I had an odd approach to writing back in the early ’80s. (Some would say that I still have an odd approach to writing, but we’ll talk about that some other time.) Back then, I wanted to make sure my stories were judged only by the words on the page, and not by the power of my personality. Though I attended science-fiction conventions, I avoided meeting editors face-to-face.
For example, when I was submitting stories to The Twilight Zone magazine and getting positive and friendly responses from editor Ted Klein, we both noted that my day job at the time was only a block or two away from the magazine’s editorial offices. But I avoided getting together for lunch. I didn’t want him to buy a story because he was biased to like me; I wanted him to buy a story because he liked the story.
And so it wasn’t until after he bought “Fifth Dimension,” later published in the April 1983 issue of The Twilight Zone, that I finally allowed us to meet.
Aspiring writers, do not follow my boneheaded example. I was operating under a false theory. No editor I know has ever bought a story he didn’t like just because he liked the writer. The story stands on its own. And while it might not help your story to be friendly with an editor … it sure doesn’t hurt.
The story that won Ted over, written in epistolary form, concerned a battered TV that picked up episodes of the original series that Rod Serling was continuing to film from the famous location referenced in the title. At the time, it was my highest-profile short-story publication.

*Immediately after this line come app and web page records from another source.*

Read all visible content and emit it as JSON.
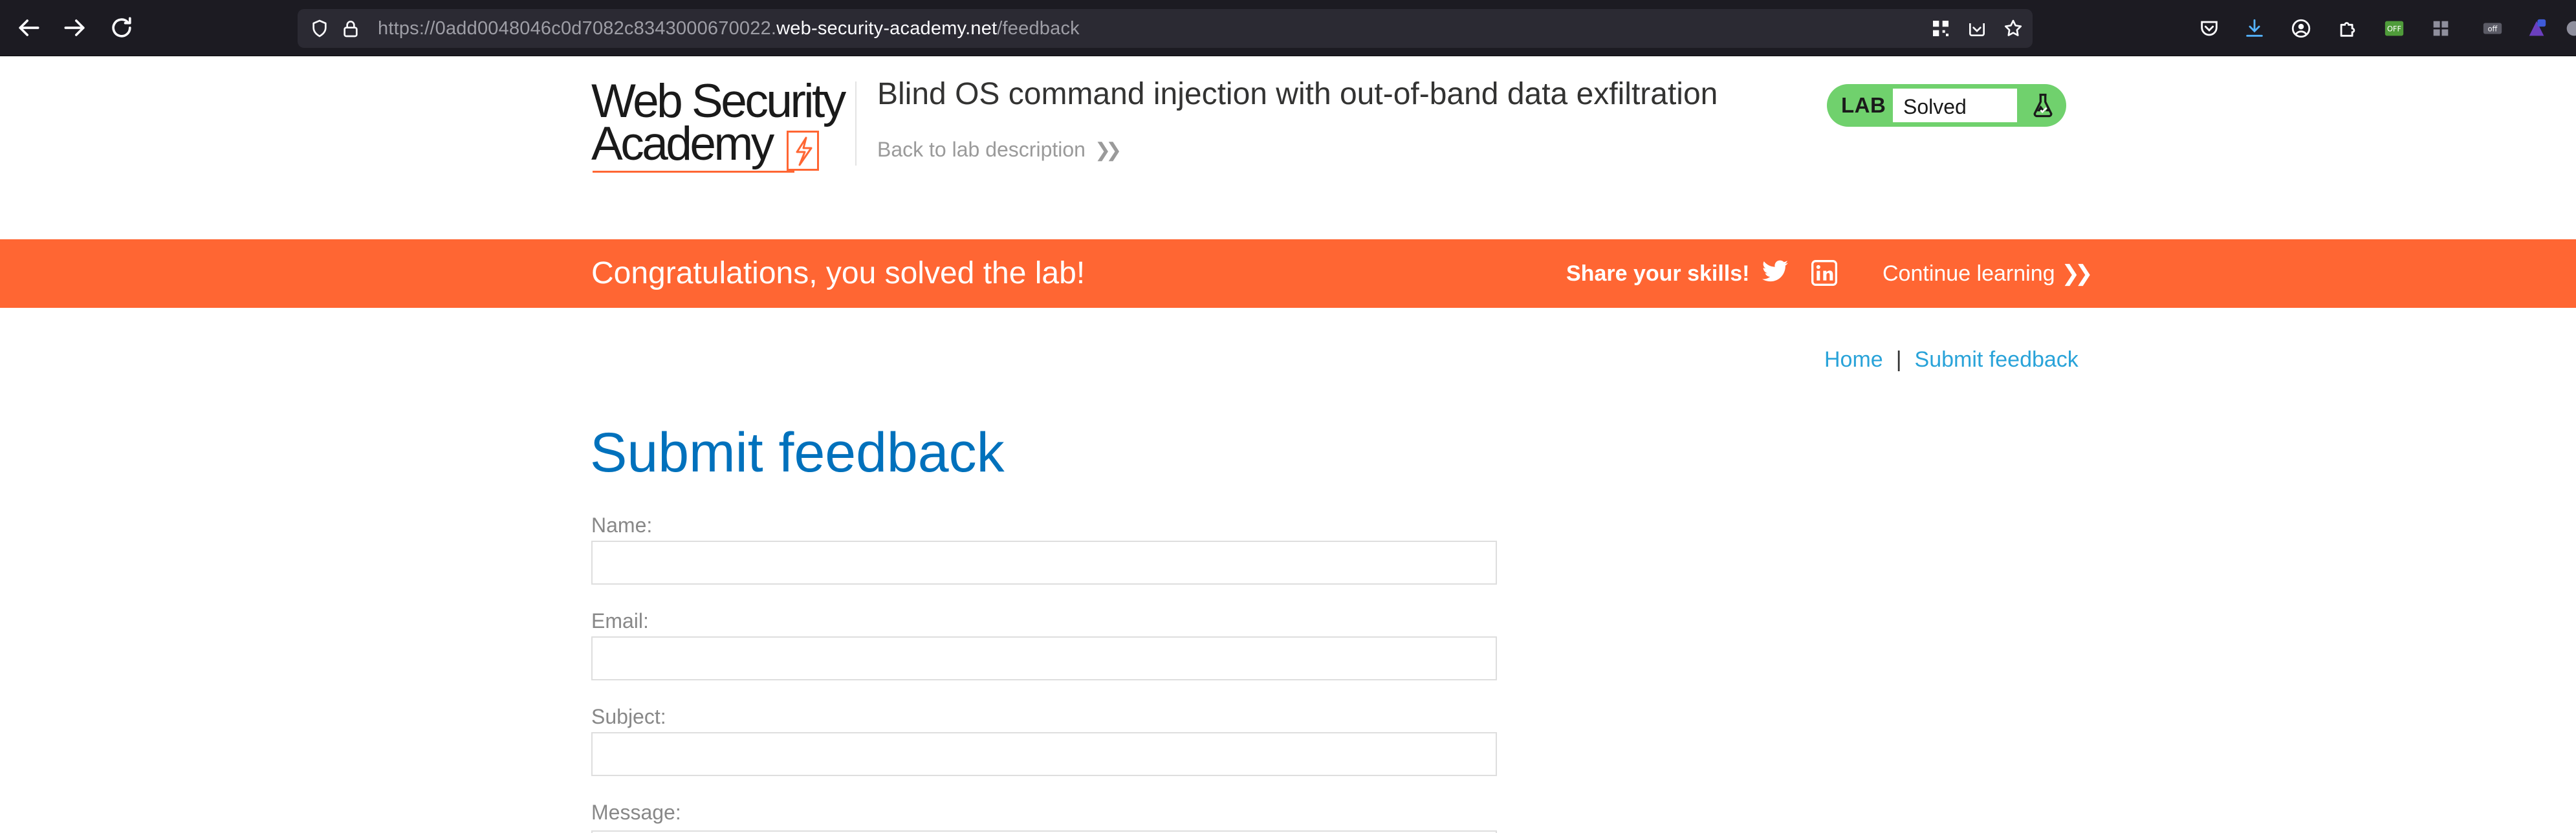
{
  "browser": {
    "url_prefix": "https://0add0048046c0d7082c8343000670022.",
    "url_domain": "web-security-academy.net",
    "url_path": "/feedback"
  },
  "header": {
    "logo_line1": "Web Security",
    "logo_line2": "Academy",
    "lab_title": "Blind OS command injection with out-of-band data exfiltration",
    "back_link": "Back to lab description",
    "lab_badge_label": "LAB",
    "lab_status": "Solved"
  },
  "banner": {
    "message": "Congratulations, you solved the lab!",
    "share_label": "Share your skills!",
    "continue_label": "Continue learning"
  },
  "breadcrumb": {
    "home": "Home",
    "separator": "|",
    "current": "Submit feedback"
  },
  "form": {
    "heading": "Submit feedback",
    "name_label": "Name:",
    "email_label": "Email:",
    "subject_label": "Subject:",
    "message_label": "Message:",
    "name_value": "",
    "email_value": "",
    "subject_value": ""
  },
  "colors": {
    "accent_orange": "#ff6633",
    "solved_green": "#70d16d",
    "heading_blue": "#0071bc",
    "link_blue": "#29a3d9"
  }
}
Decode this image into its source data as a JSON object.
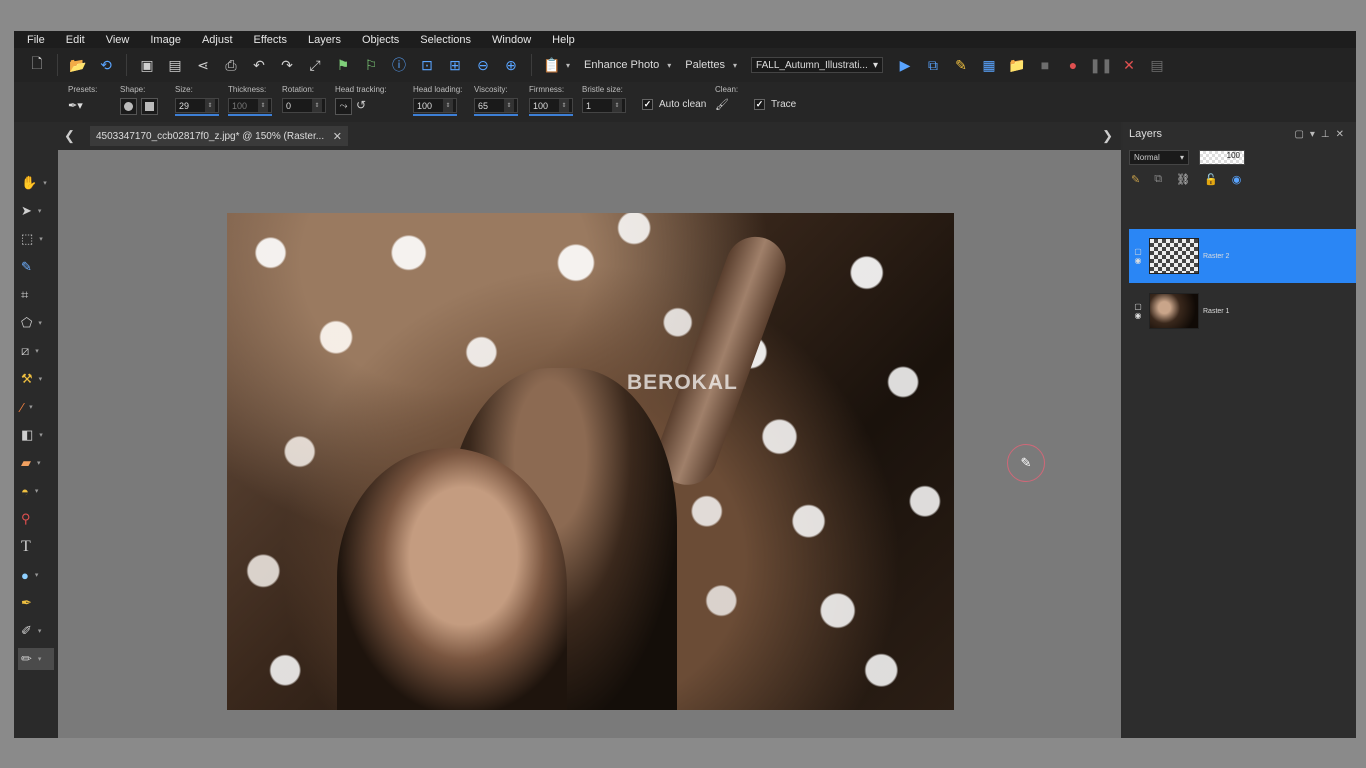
{
  "menu": [
    "File",
    "Edit",
    "View",
    "Image",
    "Adjust",
    "Effects",
    "Layers",
    "Objects",
    "Selections",
    "Window",
    "Help"
  ],
  "toolbar": {
    "enhance_photo": "Enhance Photo",
    "palettes": "Palettes",
    "workspace_name": "FALL_Autumn_Illustrati..."
  },
  "tool_options": {
    "presets_label": "Presets:",
    "shape_label": "Shape:",
    "size_label": "Size:",
    "size_value": "29",
    "thickness_label": "Thickness:",
    "thickness_value": "100",
    "rotation_label": "Rotation:",
    "rotation_value": "0",
    "head_tracking_label": "Head tracking:",
    "head_loading_label": "Head loading:",
    "head_loading_value": "100",
    "viscosity_label": "Viscosity:",
    "viscosity_value": "65",
    "firmness_label": "Firmness:",
    "firmness_value": "100",
    "bristle_size_label": "Bristle size:",
    "bristle_size_value": "1",
    "clean_label": "Clean:",
    "auto_clean_label": "Auto clean",
    "auto_clean_checked": true,
    "trace_label": "Trace",
    "trace_checked": true
  },
  "document_tab": {
    "title": "4503347170_ccb02817f0_z.jpg* @ 150% (Raster..."
  },
  "canvas": {
    "watermark": "BEROKAL"
  },
  "layers_panel": {
    "title": "Layers",
    "blend_mode": "Normal",
    "opacity": "100",
    "layers": [
      {
        "name": "Raster 2",
        "selected": true
      },
      {
        "name": "Raster 1",
        "selected": false
      }
    ]
  },
  "colors": {
    "accent": "#2a86f5",
    "app_bg": "#2c2c2c",
    "canvas_bg": "#7a7a7a"
  }
}
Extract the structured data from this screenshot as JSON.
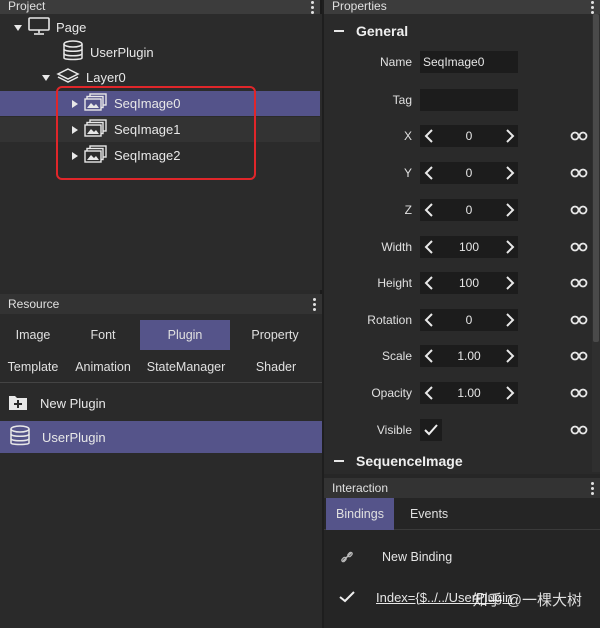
{
  "project": {
    "title": "Project",
    "tree": [
      {
        "label": "Page",
        "icon": "monitor-icon",
        "expanded": true
      },
      {
        "label": "UserPlugin",
        "icon": "database-icon"
      },
      {
        "label": "Layer0",
        "icon": "layers-icon",
        "expanded": true
      },
      {
        "label": "SeqImage0",
        "icon": "image-sequence-icon",
        "selected": true
      },
      {
        "label": "SeqImage1",
        "icon": "image-sequence-icon"
      },
      {
        "label": "SeqImage2",
        "icon": "image-sequence-icon"
      }
    ]
  },
  "resource": {
    "title": "Resource",
    "tabs_row1": [
      "Image",
      "Font",
      "Plugin",
      "Property"
    ],
    "tabs_row2": [
      "Template",
      "Animation",
      "StateManager",
      "Shader"
    ],
    "active_tab": "Plugin",
    "new_plugin": "New Plugin",
    "items": [
      "UserPlugin"
    ]
  },
  "properties": {
    "title": "Properties",
    "general_label": "General",
    "name_label": "Name",
    "name_value": "SeqImage0",
    "tag_label": "Tag",
    "tag_value": "",
    "fields": [
      {
        "label": "X",
        "value": "0"
      },
      {
        "label": "Y",
        "value": "0"
      },
      {
        "label": "Z",
        "value": "0"
      },
      {
        "label": "Width",
        "value": "100"
      },
      {
        "label": "Height",
        "value": "100"
      },
      {
        "label": "Rotation",
        "value": "0"
      },
      {
        "label": "Scale",
        "value": "1.00"
      },
      {
        "label": "Opacity",
        "value": "1.00"
      }
    ],
    "visible_label": "Visible",
    "visible_checked": true,
    "sequence_label": "SequenceImage"
  },
  "interaction": {
    "title": "Interaction",
    "tabs": [
      "Bindings",
      "Events"
    ],
    "active_tab": "Bindings",
    "new_binding": "New Binding",
    "binding_expr": "Index={$../../UserPlugin"
  },
  "watermark": "知乎 @一棵大树",
  "colors": {
    "selection": "#54538a",
    "highlight": "#e0262a"
  }
}
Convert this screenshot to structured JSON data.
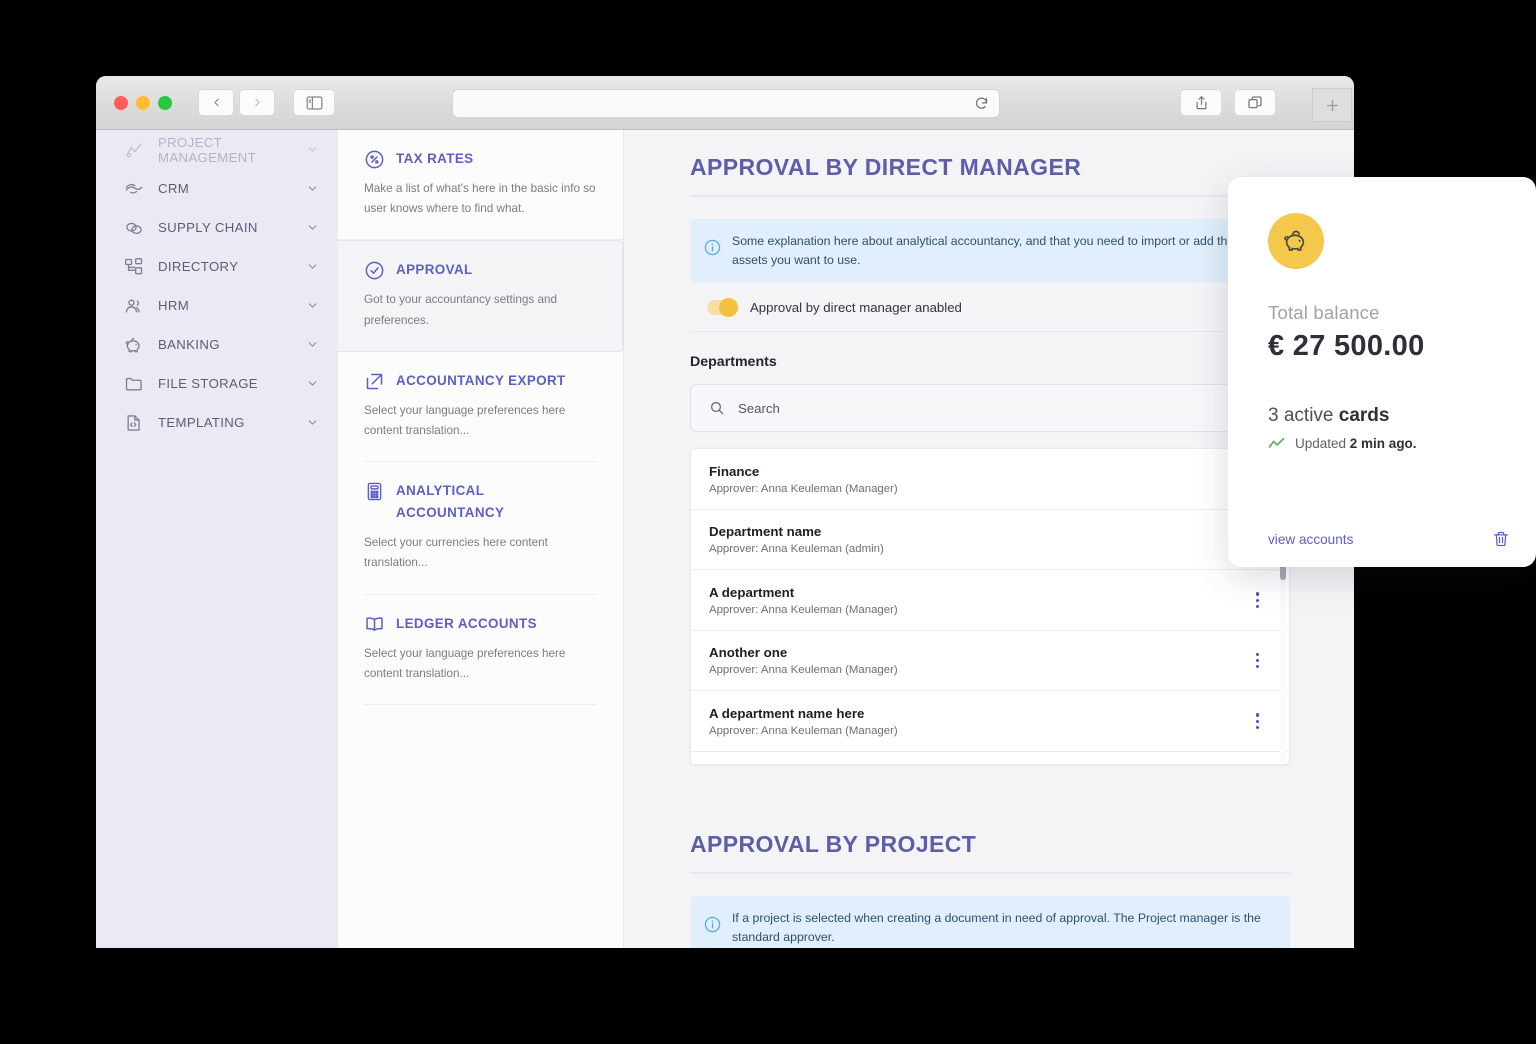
{
  "browser": {
    "address_value": "",
    "reload_icon": "reload-icon",
    "back_icon": "chevron-left-icon",
    "forward_icon": "chevron-right-icon",
    "sidebar_toggle_icon": "sidebar-toggle-icon",
    "share_icon": "share-icon",
    "tabs_overview_icon": "tabs-overview-icon",
    "new_tab_icon": "plus-icon"
  },
  "sidebar": {
    "items": [
      {
        "label": "PROJECT MANAGEMENT",
        "icon": "project-management-icon",
        "faded": true
      },
      {
        "label": "CRM",
        "icon": "crm-icon",
        "faded": false
      },
      {
        "label": "SUPPLY CHAIN",
        "icon": "supply-chain-icon",
        "faded": false
      },
      {
        "label": "DIRECTORY",
        "icon": "directory-icon",
        "faded": false
      },
      {
        "label": "HRM",
        "icon": "hrm-icon",
        "faded": false
      },
      {
        "label": "BANKING",
        "icon": "banking-icon",
        "faded": false
      },
      {
        "label": "FILE STORAGE",
        "icon": "file-storage-icon",
        "faded": false
      },
      {
        "label": "TEMPLATING",
        "icon": "templating-icon",
        "faded": false
      }
    ]
  },
  "settings": {
    "cards": [
      {
        "title": "TAX RATES",
        "icon": "percent-icon",
        "desc": "Make a list of what's here in the basic info so user knows where to find what.",
        "selected": false
      },
      {
        "title": "APPROVAL",
        "icon": "check-circle-icon",
        "desc": "Got to your accountancy settings and preferences.",
        "selected": true
      },
      {
        "title": "ACCOUNTANCY EXPORT",
        "icon": "external-link-icon",
        "desc": "Select your language preferences here content translation...",
        "selected": false
      },
      {
        "title": "ANALYTICAL ACCOUNTANCY",
        "icon": "calculator-icon",
        "desc": "Select your currencies here content translation...",
        "selected": false
      },
      {
        "title": "LEDGER ACCOUNTS",
        "icon": "book-icon",
        "desc": "Select your language preferences here content translation...",
        "selected": false
      }
    ]
  },
  "main": {
    "section1": {
      "title": "APPROVAL BY DIRECT MANAGER",
      "info_icon": "info-icon",
      "info_text": "Some explanation here about analytical accountancy, and that you need to import or add the cost assets you want to use.",
      "toggle_label": "Approval by direct manager anabled",
      "toggle_on": true,
      "toggle_color": "#f3c13f"
    },
    "departments": {
      "label": "Departments",
      "search_placeholder": "Search",
      "search_value": "",
      "search_icon": "search-icon",
      "rows": [
        {
          "name": "Finance",
          "approver": "Approver: Anna Keuleman (Manager)"
        },
        {
          "name": "Department name",
          "approver": "Approver: Anna Keuleman (admin)"
        },
        {
          "name": "A department",
          "approver": "Approver: Anna Keuleman (Manager)"
        },
        {
          "name": "Another one",
          "approver": "Approver: Anna Keuleman (Manager)"
        },
        {
          "name": "A department name here",
          "approver": "Approver: Anna Keuleman (Manager)"
        }
      ]
    },
    "section2": {
      "title": "APPROVAL BY PROJECT",
      "info_icon": "info-icon",
      "info_text": "If a project is selected when creating a document in need of approval. The Project manager is the standard approver."
    }
  },
  "balance_card": {
    "piggy_icon": "piggy-bank-icon",
    "label": "Total balance",
    "amount": "€ 27 500.00",
    "cards_count": "3 active ",
    "cards_word": "cards",
    "trend_icon": "trend-up-icon",
    "updated_prefix": "Updated ",
    "updated_value": "2 min ago.",
    "view_accounts": "view accounts",
    "trash_icon": "trash-icon",
    "accent": "#5c5fc4",
    "piggy_bg": "#f3c84b"
  }
}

“Fifth Dimension” was included in my 2001 short story collection These Words Are Haunted.